Understanding the difference between raster and vector files is crucial for creating high-quality designs.
This knowledge can be the key to unlocking the full potential of your merchandise, ensuring that your designs look as sharp on a t-shirt or a tote bag as they do on your computer screen. Let's dive into the world of raster and vector files and see how they can make or break your merch designs.
Raster files are images built from pixels – tiny coloured squares that, when combined in large quantities, form detailed images like photographs. The more pixels an image has, the higher its quality. Common raster file types include JPEG, GIF, and PNG. These files are great for displaying a wide array of colours and allow for extensive colour editing. They're perfect for detailed images, photos, and graphics.
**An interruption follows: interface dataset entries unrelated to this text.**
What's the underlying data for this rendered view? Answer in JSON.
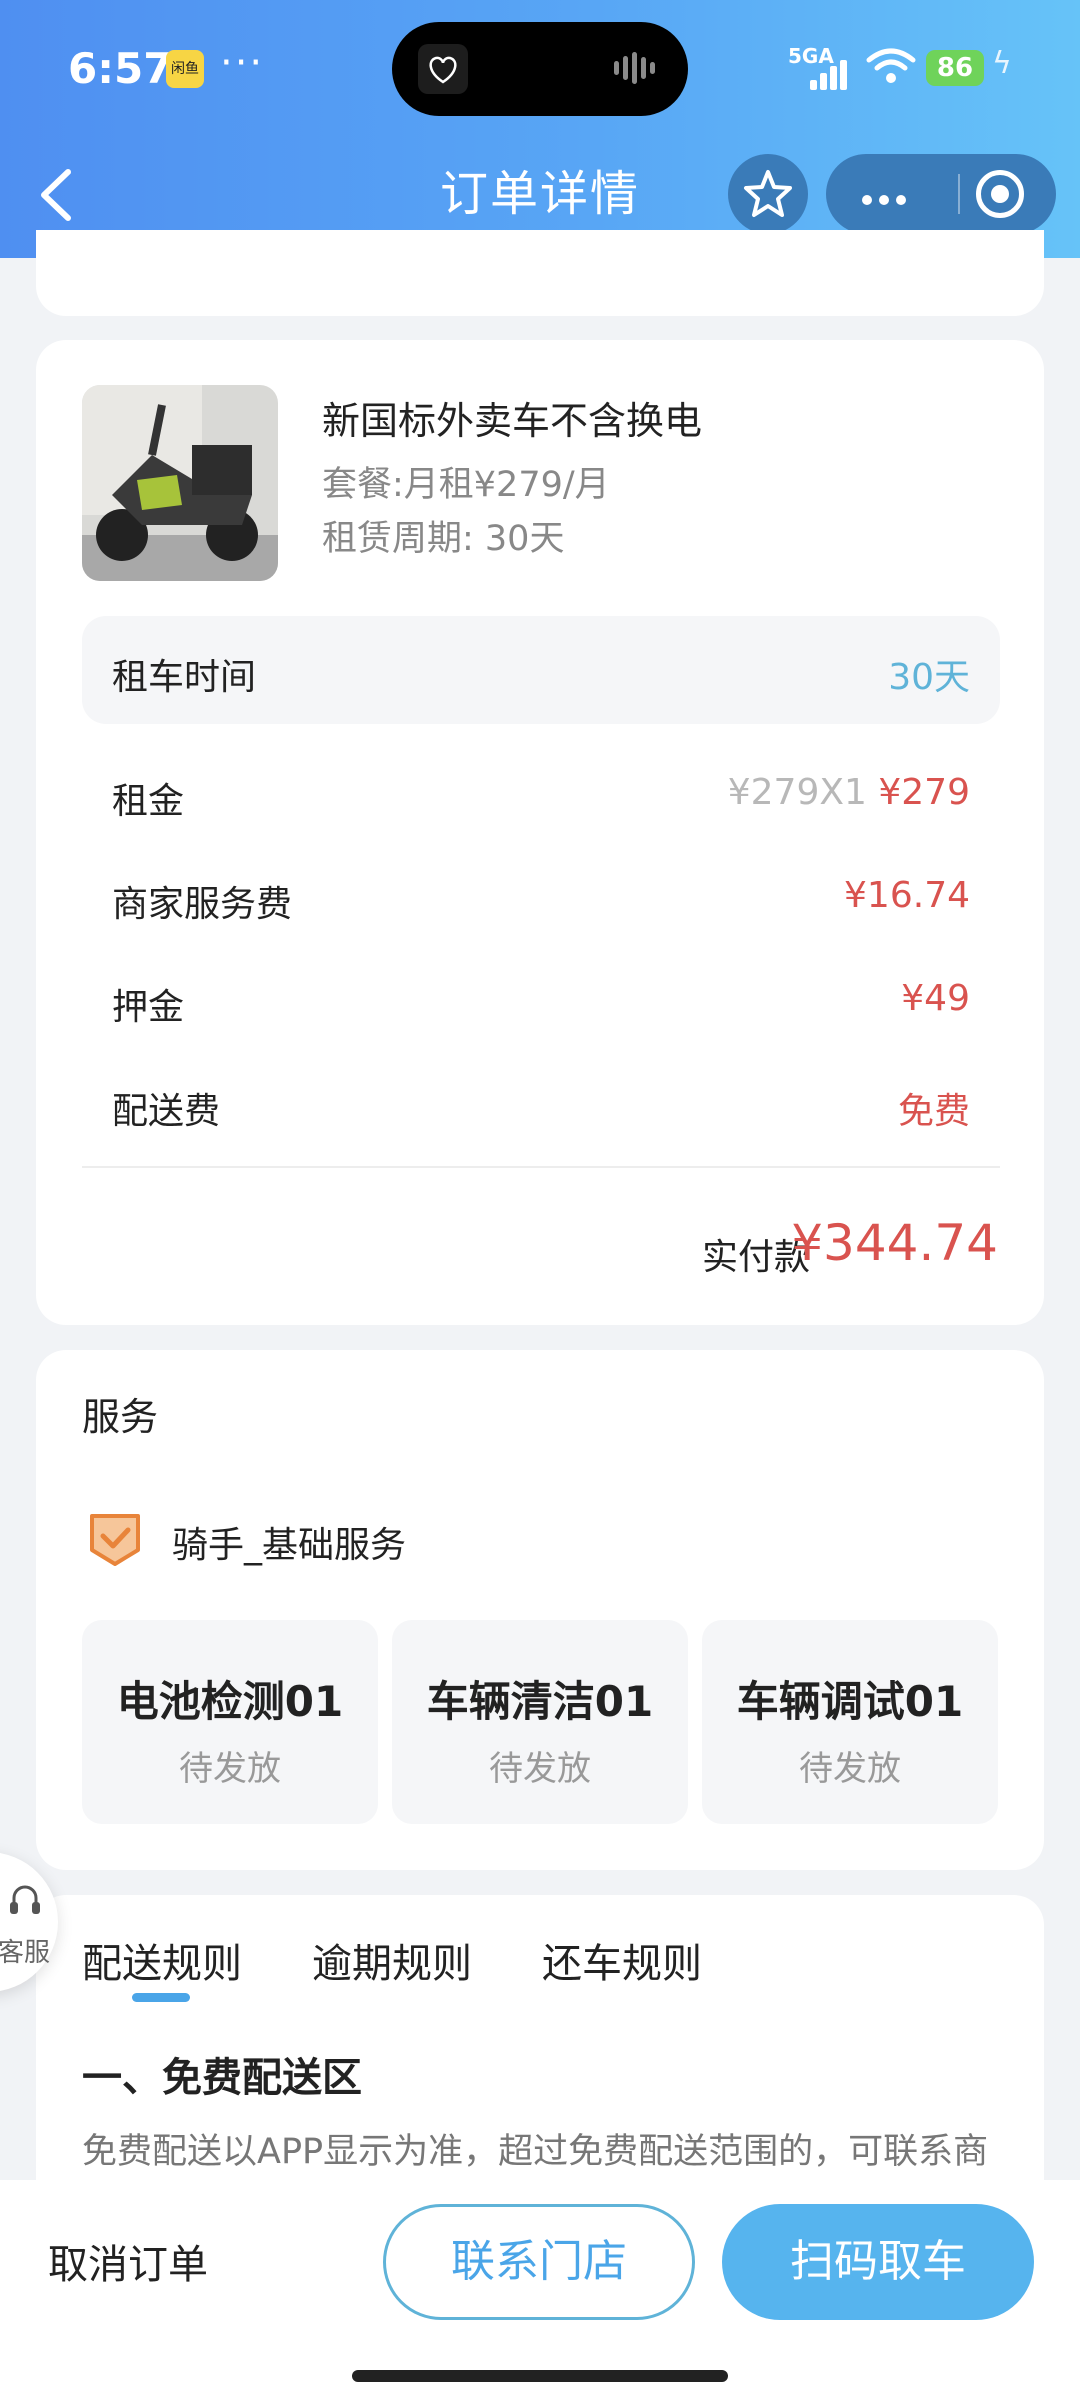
{
  "status_bar": {
    "time": "6:57",
    "app_badge": "闲鱼",
    "more_dots": "···",
    "network": "5GA",
    "battery": "86"
  },
  "nav": {
    "title": "订单详情"
  },
  "order": {
    "product_name": "新国标外卖车不含换电",
    "plan": "套餐:月租¥279/月",
    "period": "租赁周期: 30天",
    "rent_time_label": "租车时间",
    "rent_time_value": "30天",
    "fees": [
      {
        "label": "租金",
        "original": "¥279X1",
        "value": "¥279"
      },
      {
        "label": "商家服务费",
        "value": "¥16.74"
      },
      {
        "label": "押金",
        "value": "¥49"
      },
      {
        "label": "配送费",
        "value": "免费"
      }
    ],
    "total_label": "实付款",
    "total_value": "¥344.74"
  },
  "service": {
    "title": "服务",
    "package_name": "骑手_基础服务",
    "benefits": [
      {
        "name": "电池检测01",
        "status": "待发放"
      },
      {
        "name": "车辆清洁01",
        "status": "待发放"
      },
      {
        "name": "车辆调试01",
        "status": "待发放"
      }
    ]
  },
  "rules": {
    "tabs": [
      "配送规则",
      "逾期规则",
      "还车规则"
    ],
    "active_tab": "配送规则",
    "heading": "一、免费配送区",
    "text": "免费配送以APP显示为准，超过免费配送范围的，可联系商"
  },
  "float_service": {
    "label": "客服"
  },
  "bottom": {
    "cancel": "取消订单",
    "contact": "联系门店",
    "scan": "扫码取车"
  },
  "colors": {
    "accent": "#56b4ee",
    "price_red": "#d9534f",
    "header_start": "#4f8ff1",
    "header_end": "#66c3f8"
  }
}
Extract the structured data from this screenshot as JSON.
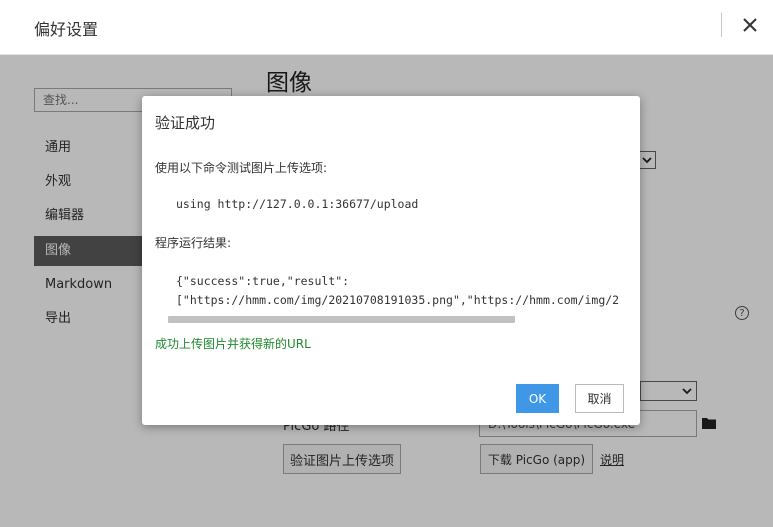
{
  "window": {
    "title": "偏好设置"
  },
  "sidebar": {
    "search_placeholder": "查找...",
    "items": [
      {
        "label": "通用"
      },
      {
        "label": "外观"
      },
      {
        "label": "编辑器"
      },
      {
        "label": "图像",
        "active": true
      },
      {
        "label": "Markdown"
      },
      {
        "label": "导出"
      }
    ]
  },
  "main": {
    "title": "图像",
    "picgo_label": "PicGo 路径",
    "picgo_path": "D:\\Tools\\PicGo\\PicGo.exe",
    "verify_button": "验证图片上传选项",
    "download_button": "下载 PicGo (app)",
    "explain_link": "说明",
    "help_icon": "?"
  },
  "dialog": {
    "title": "验证成功",
    "intro": "使用以下命令测试图片上传选项:",
    "command": "using http://127.0.0.1:36677/upload",
    "result_label": "程序运行结果:",
    "result_line1": "{\"success\":true,\"result\":",
    "result_line2": "[\"https://hmm.com/img/20210708191035.png\",\"https://hmm.com/img/2",
    "success_message": "成功上传图片并获得新的URL",
    "ok_label": "OK",
    "cancel_label": "取消"
  },
  "colors": {
    "ok_button": "#3f97e8",
    "success_text": "#1e8a2f",
    "active_nav": "#5c5c5c"
  },
  "icons": {
    "close": "close-icon",
    "folder": "folder-icon",
    "help": "help-icon",
    "dropdown": "chevron-down-icon"
  }
}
However, there's a catch – raster files lose quality when resized. If you zoom in or expand a raster image, it becomes blurred or pixelated. This is crucial to consider when designing merchandise, as a design that looks great on a small scale might lose its clarity when printed on a larger item.
Here are the common raster file types:
- TIFF (Tagged Image File Format)
- PSD (Adobe Photoshop Document)
- PDF (Portable Document Format)
- JPG (Joint Photographic Expert Group)
- PNG (Portable Network Graphic)
- GIF (Graphics Interchange Format)
- BMP (Bitmap Image File)
Vector files, on the other hand, use mathematical equations to create images. They consist of lines, curves, and fixed points on a grid, with no pixels involved. This means that you can resize vector images infinitely without losing any quality. Vector files are ideal for logos, digital illustrations, and complex graphics that need to appear in various sizes. Their resolution remains consistent regardless of size, making them a go-to choice for designs that need to be versatile.
These common vector file types can be saved or edited in these formats:
- AI (Adobe Illustrator document)
- EPS (Encapsulated PostScript)
- SVG (Scalable Vector Graphic)
- PDF (Portable Document Format—only when saved from vector programs)
Choosing the Right File Type for Your Merch
When deciding which file type to use for your merchandise, consider the end use of your design. If you're working with detailed images or photographs, raster files might be your best bet. But if you need a logo or a graphic that needs to scale across different merchandise sizes, vector files are the way to go. Sometimes, you might even need to combine both raster and vector images in a single design, like using a vector logo with raster images in a brochure.
File Sizes and Compatibility
Raster files tend to be larger due to their high levels of detail and can impact storage space and web loading speeds. However, they can be compressed for easier sharing. Vector files are more lightweight, containing only the necessary mathematical formulas. While raster files are widely accessible and easy to edit, vector files might require specialised software. Our design tool accepts some of the more common formats, so make sure you've checked the upload formats before outputting your final artwork or requesting it from your designer. Learn more about the process here!
Getting the Best of Both Worlds with Merch Window
At Merch Window, we understand the intricacies of working with both raster and vector files. Our free design support can help you navigate these challenges, ensuring your graphics are print-ready and your designs are as impactful in reality as they are in your imagination. Whether you're a design pro or just starting out, our team is here to guide you through the process, from choosing the right file type to refining your designs for the perfect print. With Merch Window, you can bring your creative visions to life, no matter the file format.
The right file type can make all the difference. Understanding the strengths and limitations of raster and vector files can help you create designs that are not only visually stunning but also perfectly suited for your merch needs. And with Merch Window's expert support, you're never alone in this creative journey.